If you are able to qualify for retirement benefits yourself, one strategy to generate some retirement income while deferring (and growing) a claim on your own benefit would be to apply for a widow(er)s benefit. Once you are eligible to claim on your own benefit (usually at age 62), you can elect to switch to your own benefit. You could also choose to continue to allow it to grow by not claiming your own benefits before your full retirement age and earning delayed retirement credits up until age 70. The deferral of Social Security retirement benefits until age 70 is widely accepted to be in your financial interest if you have the ability to wait that long.

When filing, it is important to know if you qualify for multiple benefits, and how to you should manage the benefits you wish to claim, and not those that you do not.

Planning for Social Security and retirement when widowed can be a very complicated undertaking, and there are many considerations to taking benefits. In addition to speaking with your local Social Security office, make sure to discuss your changing income and cash flow needs with a financial advisor or your accountant.

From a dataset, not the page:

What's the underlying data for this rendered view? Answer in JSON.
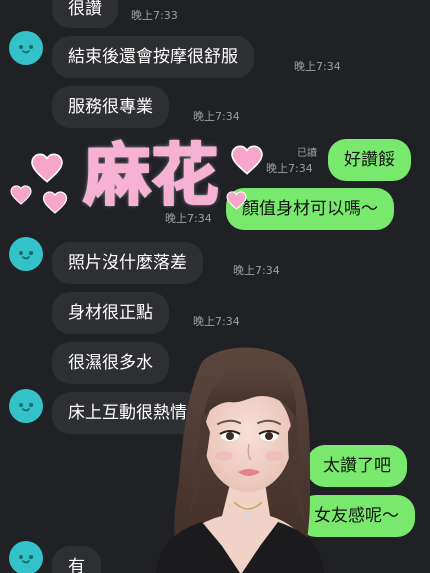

Robert Schmansky is an independent financial advisor and founder of Clear Financial Advisors in Livonia, Michigan. Rob has over a decade of experience in retirement planning and investment strategies.